Could Foster replace Bradham? Keep in mind, the Eagles used only three linebackers roughly a quarter of the time in 2016 -- a sign of the times in the pass-happy NFL -- and may not want to invest too heavily as long as the starters are set.

Even if Foster is a possibility for the Eagles at 14, doesn't his very availability set off alarm bells? This is a potential top-five talent we're talking about, and every spot he slides should raise the question of Why?

Foster certainly looks like the type of player the Eagles could drop in the middle of their defense and would be more than capable of racking up triple-figure tackles for the better part of a decade. Then again, are the Eagles really looking for that, and will his production always be so limited? Will Foster be suiting up 16 times a year, or will injuries and other unforeseen circumstances keep him off the field?

Assuming Foster is even around at 14, does he so significantly upgrade the linebacker spot over a duo of Hicks and Bradham that it's worth ignoring greater needs at cornerback, running back and along the defensive line?

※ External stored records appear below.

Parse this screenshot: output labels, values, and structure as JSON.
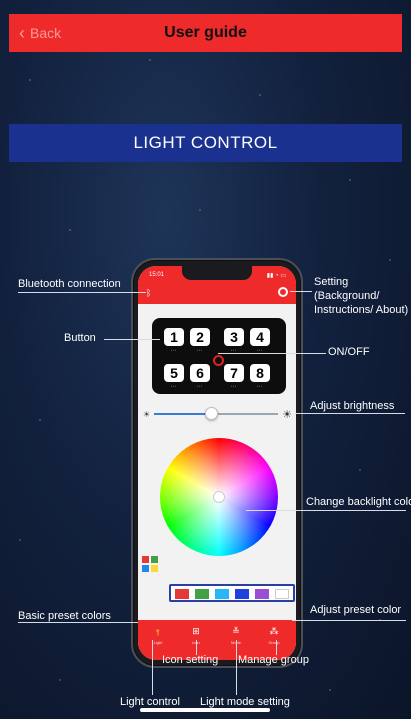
{
  "header": {
    "back_label": "Back",
    "title": "User guide",
    "back_icon": "chevron-left-icon"
  },
  "banner": {
    "title": "LIGHT CONTROL"
  },
  "annotations": {
    "bluetooth": "Bluetooth connection",
    "setting_line1": "Setting",
    "setting_line2": "(Background/",
    "setting_line3": "Instructions/ About)",
    "button": "Button",
    "on_off": "ON/OFF",
    "brightness": "Adjust brightness",
    "backlight": "Change backlight colo",
    "basic_preset": "Basic preset colors",
    "adjust_preset": "Adjust preset color",
    "icon_setting": "Icon setting",
    "manage_group": "Manage group",
    "light_control": "Light control",
    "light_mode": "Light mode setting"
  },
  "phone": {
    "status_time": "15:01",
    "keys": [
      "1",
      "2",
      "3",
      "4",
      "5",
      "6",
      "7",
      "8"
    ],
    "brightness_level": 0.45,
    "mini_colors": [
      "#e53935",
      "#43a047",
      "#1e88e5",
      "#fdd835"
    ],
    "preset_colors": [
      "#e53935",
      "#43a047",
      "#29b6f6",
      "#1e40e0",
      "#9c4dd6",
      "#ffffff"
    ],
    "tabs": [
      {
        "label": "Light",
        "icon": "light-control-icon"
      },
      {
        "label": "Icon",
        "icon": "grid-icon"
      },
      {
        "label": "Mode",
        "icon": "light-mode-icon"
      },
      {
        "label": "Group",
        "icon": "group-icon"
      }
    ]
  },
  "colors": {
    "accent_red": "#ee2a2a",
    "banner_blue": "#1a3190"
  }
}
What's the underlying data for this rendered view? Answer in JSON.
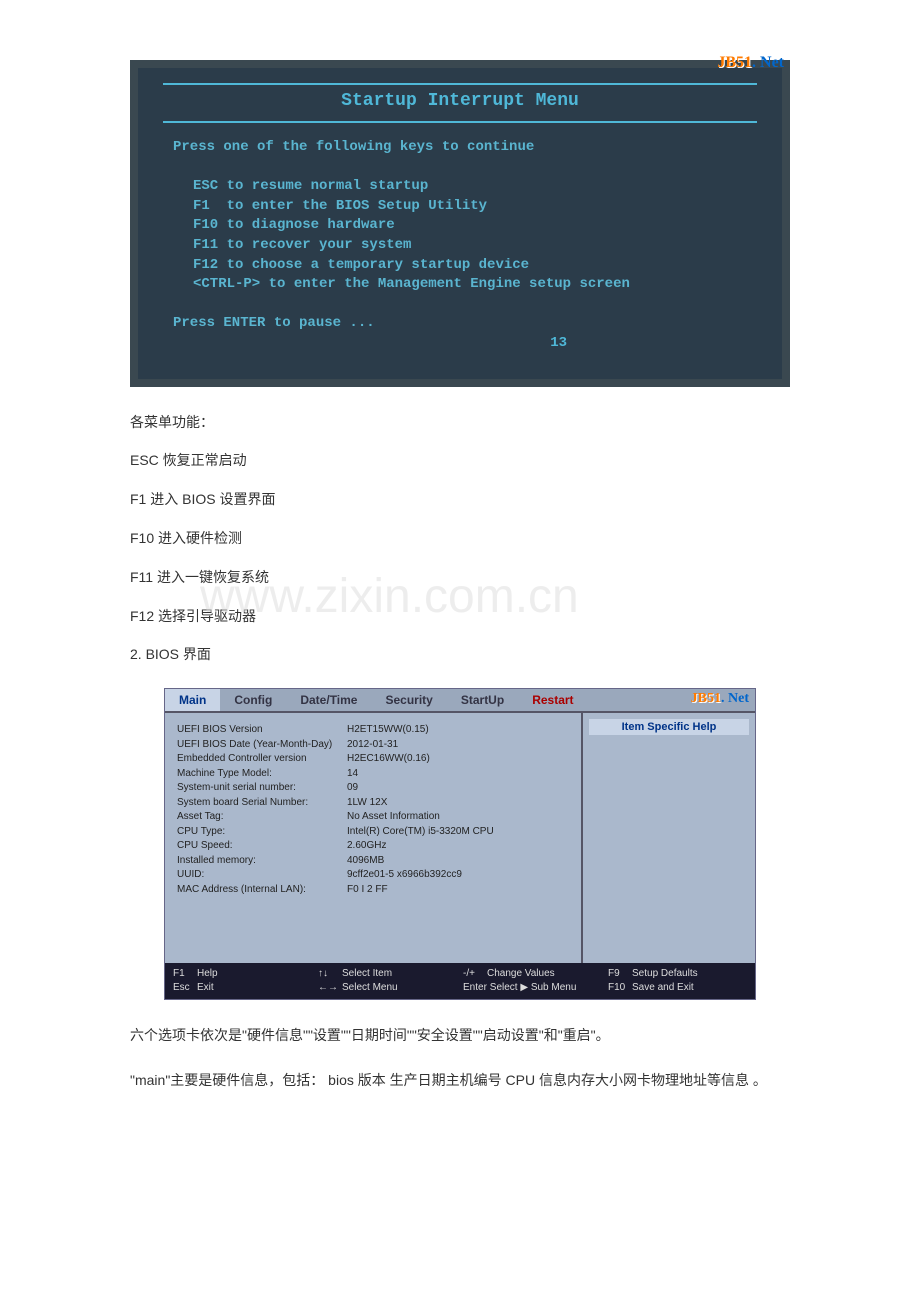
{
  "screenshot1": {
    "watermark_brand": "JB51",
    "watermark_suffix": ". Net",
    "title": "Startup Interrupt Menu",
    "prompt": "Press one of the following keys to continue",
    "options": [
      "ESC to resume normal startup",
      "F1  to enter the BIOS Setup Utility",
      "F10 to diagnose hardware",
      "F11 to recover your system",
      "F12 to choose a temporary startup device",
      "<CTRL-P> to enter the Management Engine setup screen"
    ],
    "pause": "Press ENTER to pause ...",
    "timer": "13"
  },
  "desc1": {
    "title": "各菜单功能：",
    "lines": [
      "ESC 恢复正常启动",
      "F1 进入 BIOS 设置界面",
      "F10 进入硬件检测",
      "F11 进入一键恢复系统",
      "F12 选择引导驱动器",
      "2. BIOS 界面"
    ]
  },
  "watermark_text": "www.zixin.com.cn",
  "bios": {
    "tabs": [
      "Main",
      "Config",
      "Date/Time",
      "Security",
      "StartUp",
      "Restart"
    ],
    "help_title": "Item Specific Help",
    "rows": [
      {
        "label": "UEFI BIOS Version",
        "value": "H2ET15WW(0.15)"
      },
      {
        "label": "UEFI BIOS Date (Year-Month-Day)",
        "value": "2012-01-31"
      },
      {
        "label": "Embedded Controller version",
        "value": "H2EC16WW(0.16)"
      },
      {
        "label": "Machine Type Model:",
        "value": "14"
      },
      {
        "label": "System-unit serial number:",
        "value": "09"
      },
      {
        "label": "System board Serial Number:",
        "value": "1LW      12X"
      },
      {
        "label": "Asset Tag:",
        "value": "No Asset Information"
      },
      {
        "label": "CPU Type:",
        "value": "Intel(R) Core(TM) i5-3320M CPU"
      },
      {
        "label": "CPU Speed:",
        "value": "2.60GHz"
      },
      {
        "label": "Installed memory:",
        "value": "4096MB"
      },
      {
        "label": "UUID:",
        "value": "9cff2e01-5                    x6966b392cc9"
      },
      {
        "label": "MAC Address (Internal LAN):",
        "value": "F0 I          2 FF"
      }
    ],
    "footer": {
      "f1": "Help",
      "esc": "Exit",
      "arrows_v": "↑↓",
      "arrows_h": "←→",
      "select_item": "Select Item",
      "select_menu": "Select Menu",
      "plusminus": "-/+",
      "enter": "Enter",
      "change_values": "Change Values",
      "sub_menu": "Select ▶ Sub Menu",
      "f9": "Setup Defaults",
      "f10": "Save and Exit"
    }
  },
  "desc2": {
    "line1": "六个选项卡依次是\"硬件信息\"\"设置\"\"日期时间\"\"安全设置\"\"启动设置\"和\"重启\"。",
    "line2": "\"main\"主要是硬件信息，包括： bios 版本 生产日期主机编号 CPU 信息内存大小网卡物理地址等信息 。"
  }
}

All fair questions, which the Eagles might be grateful they don’t have to answer if Foster is taken in the top-10 after all.

Other Eagles draft targets at No. 14:
Tennessee DE Derek Barnett
Michigan DE Taco Charlton
Ohio State CB Gareon Conley
Florida State RB Dalvin Cook
Western Michigan WR Corey Davis
Alabama LB Reuben Foster
LSU RB Leonard Fournette
Alabama TE O.J. Howard
Alabama CB Marlon Humphrey
Washington CB Kevin King
Stanford RB Christian McCaffrey
Michigan State DT Malik McDowell
UCLA DE Takkarist McKinley
Wisconsin OT Ryan Ramczyk
Washington WR John Ross
LSU CB Tre'Davious White
Clemson WR Mike Williams